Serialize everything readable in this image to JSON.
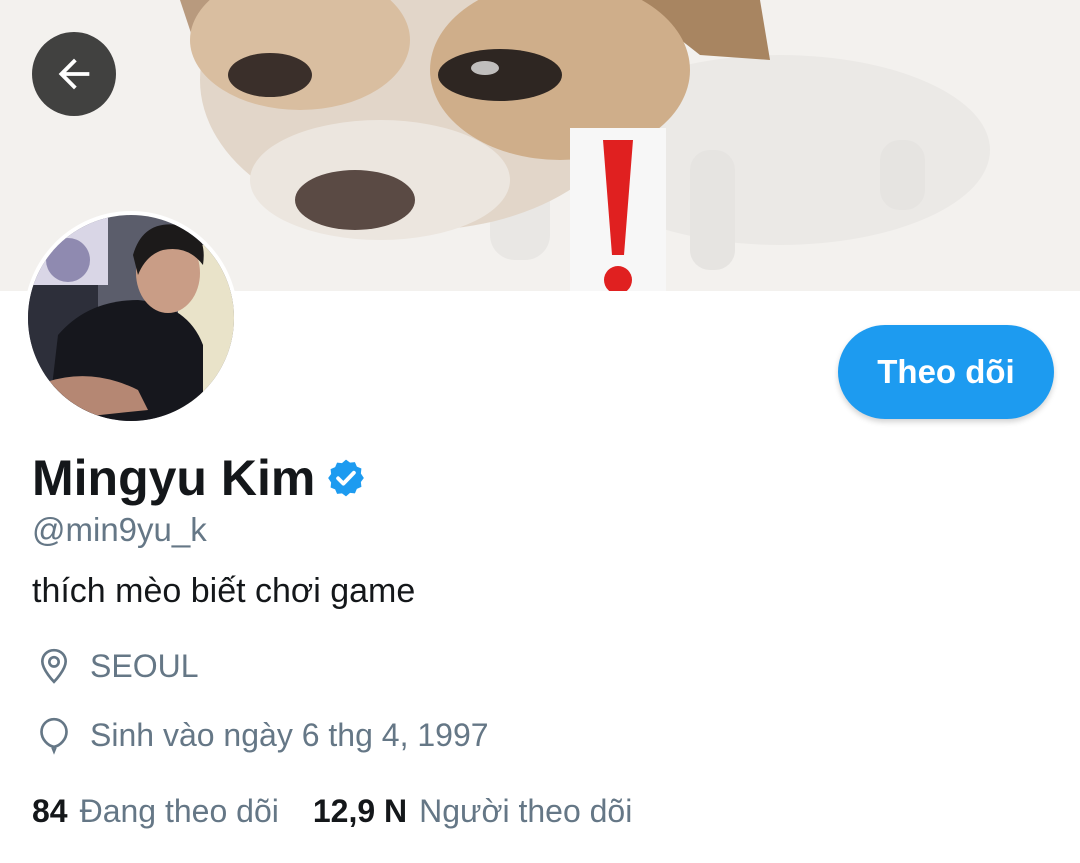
{
  "colors": {
    "accent": "#1d9bf0",
    "text_primary": "#14171a",
    "text_secondary": "#657786",
    "back_button_bg": "#282828"
  },
  "header": {
    "back_icon": "arrow-left-icon"
  },
  "profile": {
    "name": "Mingyu Kim",
    "verified_icon": "verified-badge-icon",
    "handle": "@min9yu_k",
    "bio": "thích mèo biết chơi game",
    "location_icon": "location-pin-icon",
    "location": "SEOUL",
    "birthday_icon": "balloon-icon",
    "birthday": "Sinh vào ngày 6 thg 4, 1997"
  },
  "actions": {
    "follow_label": "Theo dõi"
  },
  "stats": {
    "following_count": "84",
    "following_label": "Đang theo dõi",
    "followers_count": "12,9 N",
    "followers_label": "Người theo dõi"
  }
}
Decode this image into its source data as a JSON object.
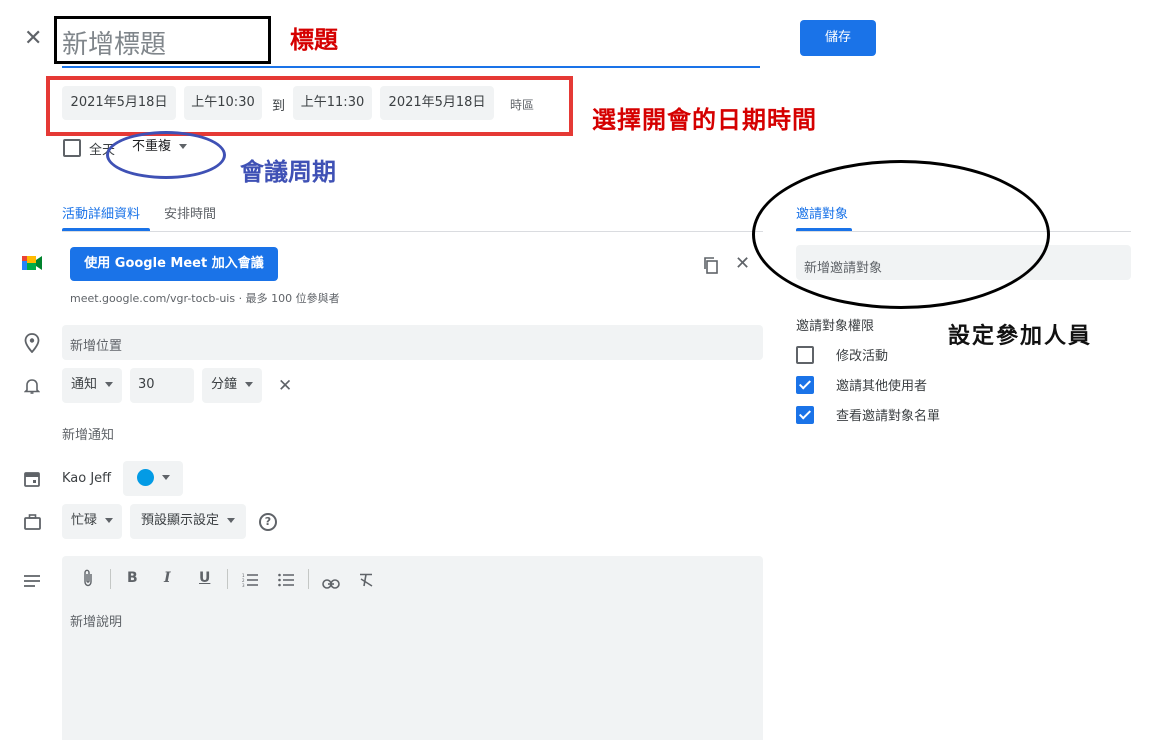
{
  "header": {
    "close_glyph": "✕",
    "title_placeholder": "新增標題",
    "save_label": "儲存"
  },
  "datetime": {
    "start_date": "2021年5月18日",
    "start_time": "上午10:30",
    "to_label": "到",
    "end_time": "上午11:30",
    "end_date": "2021年5月18日",
    "timezone_label": "時區",
    "all_day_label": "全天",
    "repeat_value": "不重複"
  },
  "tabs": {
    "details": "活動詳細資料",
    "schedule": "安排時間",
    "guests": "邀請對象"
  },
  "meet": {
    "join_button": "使用 Google Meet 加入會議",
    "link_text": "meet.google.com/vgr-tocb-uis · 最多 100 位參與者"
  },
  "location": {
    "placeholder": "新增位置"
  },
  "notification": {
    "type": "通知",
    "amount": "30",
    "unit": "分鐘",
    "add_label": "新增通知"
  },
  "calendar": {
    "owner": "Kao Jeff",
    "color": "#039be5"
  },
  "availability": {
    "status": "忙碌",
    "visibility": "預設顯示設定",
    "help_glyph": "?"
  },
  "description": {
    "placeholder": "新增說明",
    "toolbar": {
      "bold": "B",
      "italic": "I",
      "underline": "U"
    }
  },
  "guests": {
    "add_placeholder": "新增邀請對象",
    "permissions_title": "邀請對象權限",
    "permissions": [
      {
        "label": "修改活動",
        "checked": false
      },
      {
        "label": "邀請其他使用者",
        "checked": true
      },
      {
        "label": "查看邀請對象名單",
        "checked": true
      }
    ]
  },
  "annotations": {
    "title_note": "標題",
    "datetime_note": "選擇開會的日期時間",
    "repeat_note": "會議周期",
    "guests_note": "設定參加人員"
  },
  "colors": {
    "primary": "#1a73e8",
    "annot_red": "#d50000",
    "annot_blue": "#3f51b5",
    "field_bg": "#f1f3f4"
  }
}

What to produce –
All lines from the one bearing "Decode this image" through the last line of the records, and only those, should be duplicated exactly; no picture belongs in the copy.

Solved exercise –
Decode this image into its source data as a JSON object.
{
  "header": {
    "close_glyph": "✕",
    "title_placeholder": "新增標題",
    "save_label": "儲存"
  },
  "datetime": {
    "start_date": "2021年5月18日",
    "start_time": "上午10:30",
    "to_label": "到",
    "end_time": "上午11:30",
    "end_date": "2021年5月18日",
    "timezone_label": "時區",
    "all_day_label": "全天",
    "repeat_value": "不重複"
  },
  "tabs": {
    "details": "活動詳細資料",
    "schedule": "安排時間",
    "guests": "邀請對象"
  },
  "meet": {
    "join_button": "使用 Google Meet 加入會議",
    "link_text": "meet.google.com/vgr-tocb-uis · 最多 100 位參與者"
  },
  "location": {
    "placeholder": "新增位置"
  },
  "notification": {
    "type": "通知",
    "amount": "30",
    "unit": "分鐘",
    "add_label": "新增通知"
  },
  "calendar": {
    "owner": "Kao Jeff",
    "color": "#039be5"
  },
  "availability": {
    "status": "忙碌",
    "visibility": "預設顯示設定",
    "help_glyph": "?"
  },
  "description": {
    "placeholder": "新增說明",
    "toolbar": {
      "bold": "B",
      "italic": "I",
      "underline": "U"
    }
  },
  "guests": {
    "add_placeholder": "新增邀請對象",
    "permissions_title": "邀請對象權限",
    "permissions": [
      {
        "label": "修改活動",
        "checked": false
      },
      {
        "label": "邀請其他使用者",
        "checked": true
      },
      {
        "label": "查看邀請對象名單",
        "checked": true
      }
    ]
  },
  "annotations": {
    "title_note": "標題",
    "datetime_note": "選擇開會的日期時間",
    "repeat_note": "會議周期",
    "guests_note": "設定參加人員"
  },
  "colors": {
    "primary": "#1a73e8",
    "annot_red": "#d50000",
    "annot_blue": "#3f51b5",
    "field_bg": "#f1f3f4"
  }
}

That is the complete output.